---------- Data for review ----------

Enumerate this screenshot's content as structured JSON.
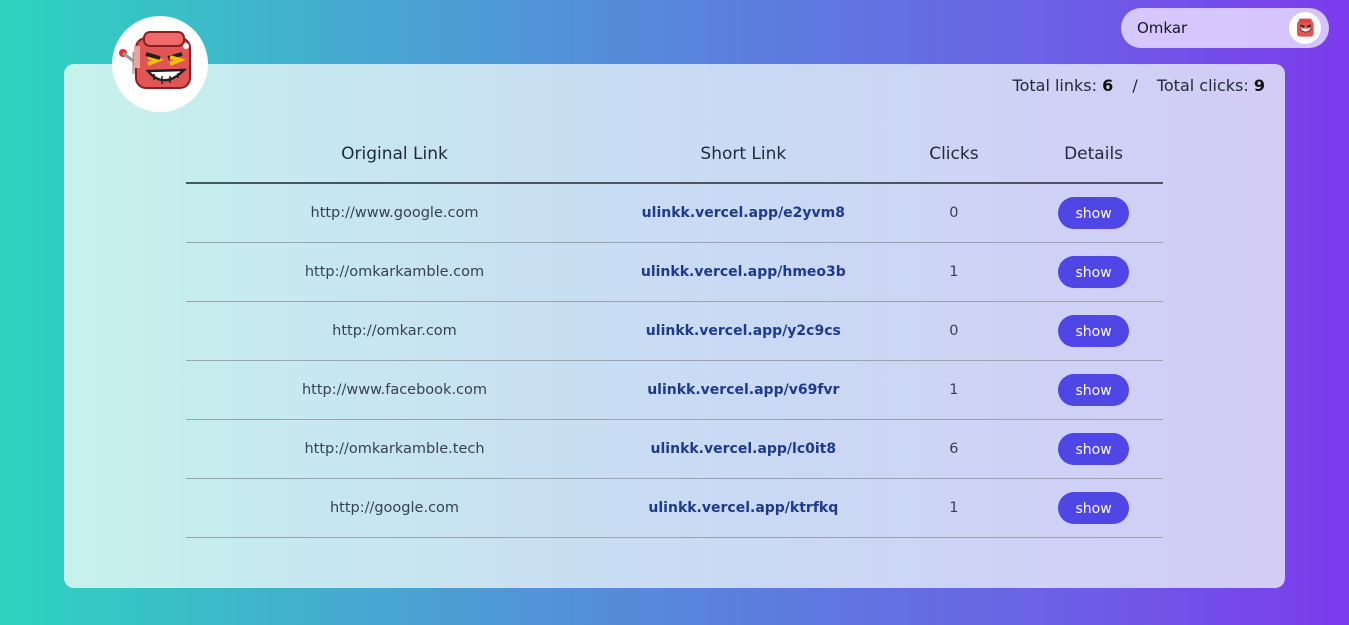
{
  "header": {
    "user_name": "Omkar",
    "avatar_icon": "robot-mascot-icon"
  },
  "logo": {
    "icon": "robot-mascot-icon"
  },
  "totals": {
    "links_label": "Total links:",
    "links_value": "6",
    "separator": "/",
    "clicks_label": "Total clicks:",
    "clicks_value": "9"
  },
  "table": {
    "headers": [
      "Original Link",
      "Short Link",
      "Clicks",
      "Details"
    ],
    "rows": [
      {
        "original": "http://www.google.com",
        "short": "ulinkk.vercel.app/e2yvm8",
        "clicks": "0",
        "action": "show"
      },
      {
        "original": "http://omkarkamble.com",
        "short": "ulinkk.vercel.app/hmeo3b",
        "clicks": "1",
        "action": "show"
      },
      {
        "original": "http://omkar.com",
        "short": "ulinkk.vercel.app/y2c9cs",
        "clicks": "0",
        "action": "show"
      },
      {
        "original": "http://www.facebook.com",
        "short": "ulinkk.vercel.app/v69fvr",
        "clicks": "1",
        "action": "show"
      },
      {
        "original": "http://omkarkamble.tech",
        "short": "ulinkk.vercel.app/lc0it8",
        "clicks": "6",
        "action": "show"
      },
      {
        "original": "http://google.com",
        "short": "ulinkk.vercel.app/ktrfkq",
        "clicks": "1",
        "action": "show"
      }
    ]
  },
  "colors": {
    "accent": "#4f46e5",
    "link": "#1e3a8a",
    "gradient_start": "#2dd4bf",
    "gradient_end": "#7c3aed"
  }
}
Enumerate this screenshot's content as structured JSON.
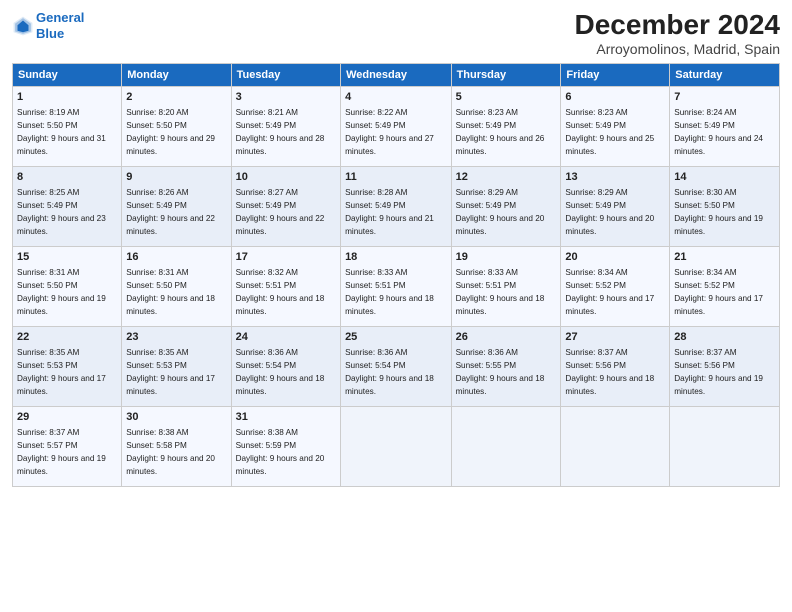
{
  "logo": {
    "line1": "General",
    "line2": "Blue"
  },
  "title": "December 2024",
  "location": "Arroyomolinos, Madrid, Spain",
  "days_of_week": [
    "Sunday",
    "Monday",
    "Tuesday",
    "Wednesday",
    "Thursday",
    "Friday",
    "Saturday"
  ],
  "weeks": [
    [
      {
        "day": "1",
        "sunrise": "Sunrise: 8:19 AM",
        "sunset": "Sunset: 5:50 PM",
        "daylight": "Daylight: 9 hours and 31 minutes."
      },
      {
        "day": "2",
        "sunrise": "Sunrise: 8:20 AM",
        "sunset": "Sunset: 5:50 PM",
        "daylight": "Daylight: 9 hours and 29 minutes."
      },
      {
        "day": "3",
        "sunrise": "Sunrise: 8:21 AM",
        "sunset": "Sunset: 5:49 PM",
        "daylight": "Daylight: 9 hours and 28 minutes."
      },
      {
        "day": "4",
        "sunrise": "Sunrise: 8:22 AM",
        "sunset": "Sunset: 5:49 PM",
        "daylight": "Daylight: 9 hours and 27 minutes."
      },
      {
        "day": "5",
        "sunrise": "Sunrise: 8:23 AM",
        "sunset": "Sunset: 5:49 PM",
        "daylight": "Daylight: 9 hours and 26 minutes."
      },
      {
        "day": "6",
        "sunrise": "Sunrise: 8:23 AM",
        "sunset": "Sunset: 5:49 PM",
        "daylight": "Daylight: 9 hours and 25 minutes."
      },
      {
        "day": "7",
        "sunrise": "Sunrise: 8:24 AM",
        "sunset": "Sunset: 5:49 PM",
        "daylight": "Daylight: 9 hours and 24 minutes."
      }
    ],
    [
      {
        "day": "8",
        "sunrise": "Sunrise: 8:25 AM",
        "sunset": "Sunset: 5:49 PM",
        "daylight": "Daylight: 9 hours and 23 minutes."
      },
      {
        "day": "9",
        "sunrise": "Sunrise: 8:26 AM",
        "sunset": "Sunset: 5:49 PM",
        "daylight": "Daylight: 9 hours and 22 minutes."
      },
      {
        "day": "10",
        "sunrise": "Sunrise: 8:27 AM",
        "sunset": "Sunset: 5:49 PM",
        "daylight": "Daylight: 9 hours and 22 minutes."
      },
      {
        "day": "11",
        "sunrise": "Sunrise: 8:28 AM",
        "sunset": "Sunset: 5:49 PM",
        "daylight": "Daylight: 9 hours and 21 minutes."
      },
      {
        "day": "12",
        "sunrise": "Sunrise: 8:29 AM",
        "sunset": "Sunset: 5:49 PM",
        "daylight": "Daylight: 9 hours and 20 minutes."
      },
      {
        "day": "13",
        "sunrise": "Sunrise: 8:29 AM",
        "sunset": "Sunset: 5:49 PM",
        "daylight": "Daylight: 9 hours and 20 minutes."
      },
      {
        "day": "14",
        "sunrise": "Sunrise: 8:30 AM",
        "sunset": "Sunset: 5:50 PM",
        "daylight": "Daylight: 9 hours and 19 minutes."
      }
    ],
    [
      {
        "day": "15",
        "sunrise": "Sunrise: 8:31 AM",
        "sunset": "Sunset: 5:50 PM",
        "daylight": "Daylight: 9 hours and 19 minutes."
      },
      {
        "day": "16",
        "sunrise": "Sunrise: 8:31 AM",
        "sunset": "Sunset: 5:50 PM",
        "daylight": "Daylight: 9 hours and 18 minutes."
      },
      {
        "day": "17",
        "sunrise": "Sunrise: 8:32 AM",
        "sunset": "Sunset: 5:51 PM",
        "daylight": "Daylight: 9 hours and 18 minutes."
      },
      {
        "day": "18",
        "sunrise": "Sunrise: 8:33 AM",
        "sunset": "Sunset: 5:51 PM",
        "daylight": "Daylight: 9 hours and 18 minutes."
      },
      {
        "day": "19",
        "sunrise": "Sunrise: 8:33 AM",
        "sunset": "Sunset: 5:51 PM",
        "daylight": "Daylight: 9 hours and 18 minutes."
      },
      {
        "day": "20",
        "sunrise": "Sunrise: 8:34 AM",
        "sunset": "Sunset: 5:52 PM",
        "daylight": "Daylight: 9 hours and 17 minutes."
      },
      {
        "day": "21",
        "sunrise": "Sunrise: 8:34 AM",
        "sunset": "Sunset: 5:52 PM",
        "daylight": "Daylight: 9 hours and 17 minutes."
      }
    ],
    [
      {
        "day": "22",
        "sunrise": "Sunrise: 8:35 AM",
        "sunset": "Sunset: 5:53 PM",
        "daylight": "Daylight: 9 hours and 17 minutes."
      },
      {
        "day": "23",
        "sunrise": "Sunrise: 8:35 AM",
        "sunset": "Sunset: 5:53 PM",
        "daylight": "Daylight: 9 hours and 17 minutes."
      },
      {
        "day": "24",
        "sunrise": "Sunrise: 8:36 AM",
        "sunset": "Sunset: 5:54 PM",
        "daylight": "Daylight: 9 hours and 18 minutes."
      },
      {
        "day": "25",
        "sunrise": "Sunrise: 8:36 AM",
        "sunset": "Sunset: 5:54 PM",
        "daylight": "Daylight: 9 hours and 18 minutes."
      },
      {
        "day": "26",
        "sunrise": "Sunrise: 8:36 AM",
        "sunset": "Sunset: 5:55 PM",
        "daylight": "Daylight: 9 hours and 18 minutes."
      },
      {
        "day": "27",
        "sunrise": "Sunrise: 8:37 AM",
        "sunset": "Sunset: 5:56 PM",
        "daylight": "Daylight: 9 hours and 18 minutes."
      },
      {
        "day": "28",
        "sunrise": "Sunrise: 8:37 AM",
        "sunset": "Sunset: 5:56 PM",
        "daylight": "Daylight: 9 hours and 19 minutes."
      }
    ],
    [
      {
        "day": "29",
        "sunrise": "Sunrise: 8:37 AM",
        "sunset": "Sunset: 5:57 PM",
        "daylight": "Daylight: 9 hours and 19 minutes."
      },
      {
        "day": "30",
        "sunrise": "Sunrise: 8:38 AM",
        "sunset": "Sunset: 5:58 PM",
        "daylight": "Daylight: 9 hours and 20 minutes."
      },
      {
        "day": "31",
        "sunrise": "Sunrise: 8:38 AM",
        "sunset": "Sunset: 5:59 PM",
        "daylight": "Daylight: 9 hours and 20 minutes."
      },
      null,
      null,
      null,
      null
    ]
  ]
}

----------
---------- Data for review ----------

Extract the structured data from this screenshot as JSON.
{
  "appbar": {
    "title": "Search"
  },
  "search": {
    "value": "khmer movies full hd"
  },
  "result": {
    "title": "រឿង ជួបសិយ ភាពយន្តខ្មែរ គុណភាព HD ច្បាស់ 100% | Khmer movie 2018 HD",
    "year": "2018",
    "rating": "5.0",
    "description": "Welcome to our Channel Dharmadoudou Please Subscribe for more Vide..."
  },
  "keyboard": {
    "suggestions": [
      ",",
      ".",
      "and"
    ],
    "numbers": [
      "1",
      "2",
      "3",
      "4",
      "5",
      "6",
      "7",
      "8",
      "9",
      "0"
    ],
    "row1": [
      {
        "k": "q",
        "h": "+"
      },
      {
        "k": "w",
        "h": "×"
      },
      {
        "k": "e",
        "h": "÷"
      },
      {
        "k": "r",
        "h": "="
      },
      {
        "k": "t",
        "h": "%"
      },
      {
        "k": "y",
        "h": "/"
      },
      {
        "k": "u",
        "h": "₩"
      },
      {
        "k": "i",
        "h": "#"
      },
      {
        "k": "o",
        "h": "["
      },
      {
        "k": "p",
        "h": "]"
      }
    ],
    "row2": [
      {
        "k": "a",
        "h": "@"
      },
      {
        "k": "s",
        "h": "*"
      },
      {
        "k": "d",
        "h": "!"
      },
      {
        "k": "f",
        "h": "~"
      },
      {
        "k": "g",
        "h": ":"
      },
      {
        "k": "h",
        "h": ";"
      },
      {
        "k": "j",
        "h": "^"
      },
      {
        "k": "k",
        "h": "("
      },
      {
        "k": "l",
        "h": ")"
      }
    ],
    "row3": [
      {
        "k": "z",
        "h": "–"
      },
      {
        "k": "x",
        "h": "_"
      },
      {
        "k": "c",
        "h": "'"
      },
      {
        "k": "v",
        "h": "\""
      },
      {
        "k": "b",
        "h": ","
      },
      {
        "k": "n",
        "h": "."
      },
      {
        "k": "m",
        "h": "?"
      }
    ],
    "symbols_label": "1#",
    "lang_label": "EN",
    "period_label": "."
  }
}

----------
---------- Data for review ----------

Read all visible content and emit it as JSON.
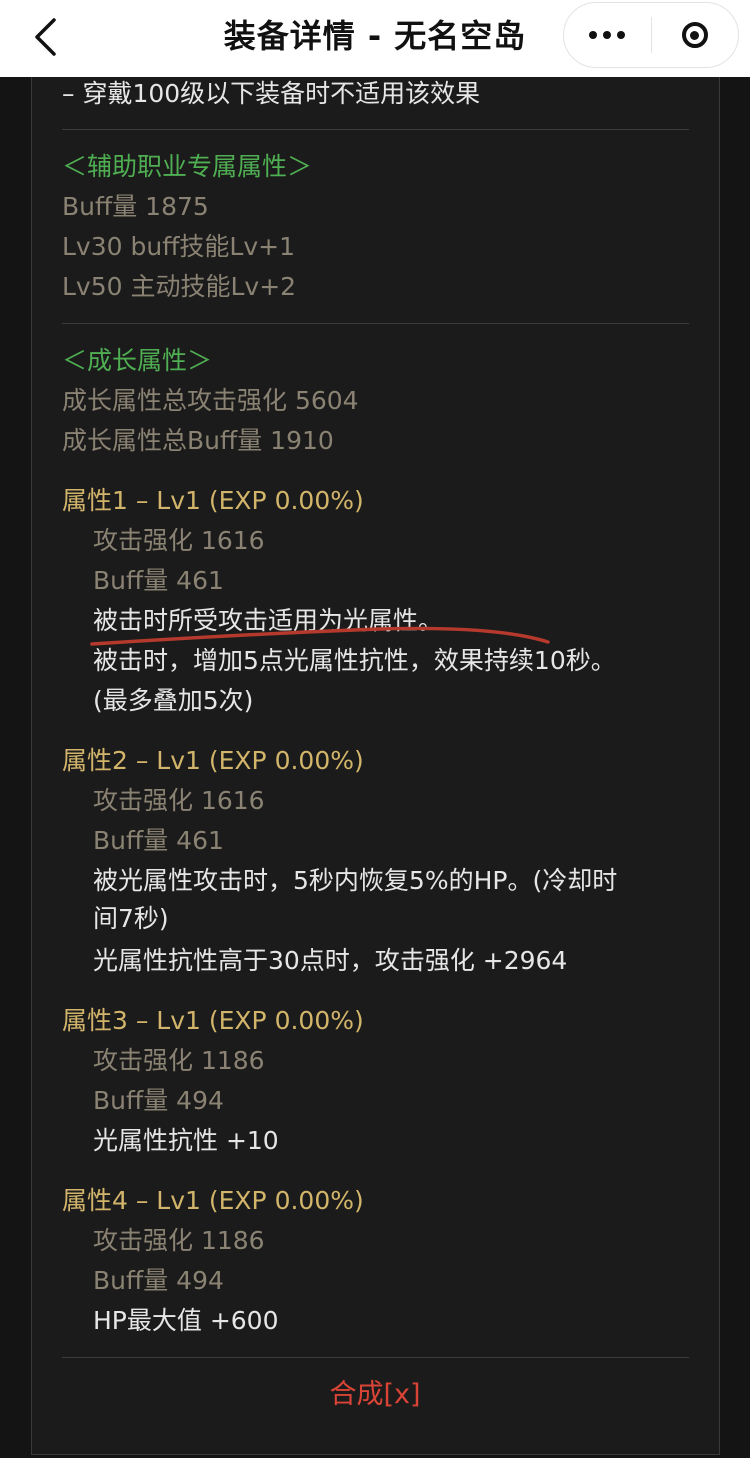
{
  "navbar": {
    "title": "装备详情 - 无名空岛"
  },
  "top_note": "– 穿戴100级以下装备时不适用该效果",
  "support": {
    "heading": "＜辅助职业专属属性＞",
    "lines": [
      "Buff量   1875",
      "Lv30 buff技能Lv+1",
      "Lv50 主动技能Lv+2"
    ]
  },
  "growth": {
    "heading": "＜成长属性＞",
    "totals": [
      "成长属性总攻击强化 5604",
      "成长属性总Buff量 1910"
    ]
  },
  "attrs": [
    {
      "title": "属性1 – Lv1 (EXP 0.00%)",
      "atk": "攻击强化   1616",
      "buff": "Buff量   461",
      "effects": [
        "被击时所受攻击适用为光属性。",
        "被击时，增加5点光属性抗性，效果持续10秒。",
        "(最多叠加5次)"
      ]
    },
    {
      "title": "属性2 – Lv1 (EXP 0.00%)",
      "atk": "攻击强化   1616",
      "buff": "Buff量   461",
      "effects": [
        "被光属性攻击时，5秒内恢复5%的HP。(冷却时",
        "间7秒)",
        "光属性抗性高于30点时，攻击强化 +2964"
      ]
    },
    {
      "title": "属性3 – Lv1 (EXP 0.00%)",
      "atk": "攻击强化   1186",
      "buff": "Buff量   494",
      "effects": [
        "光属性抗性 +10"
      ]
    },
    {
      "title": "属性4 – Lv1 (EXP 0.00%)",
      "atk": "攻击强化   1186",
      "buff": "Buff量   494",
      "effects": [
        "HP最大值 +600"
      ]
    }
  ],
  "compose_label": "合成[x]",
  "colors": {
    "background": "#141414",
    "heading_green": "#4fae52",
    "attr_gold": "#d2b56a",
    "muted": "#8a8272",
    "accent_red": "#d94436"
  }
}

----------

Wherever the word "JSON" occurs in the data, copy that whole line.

Enumerate this screenshot's content as structured JSON.
Enumerate this screenshot's content as structured JSON.
Extract the structured data from this screenshot as JSON.
Read all visible content and emit it as JSON.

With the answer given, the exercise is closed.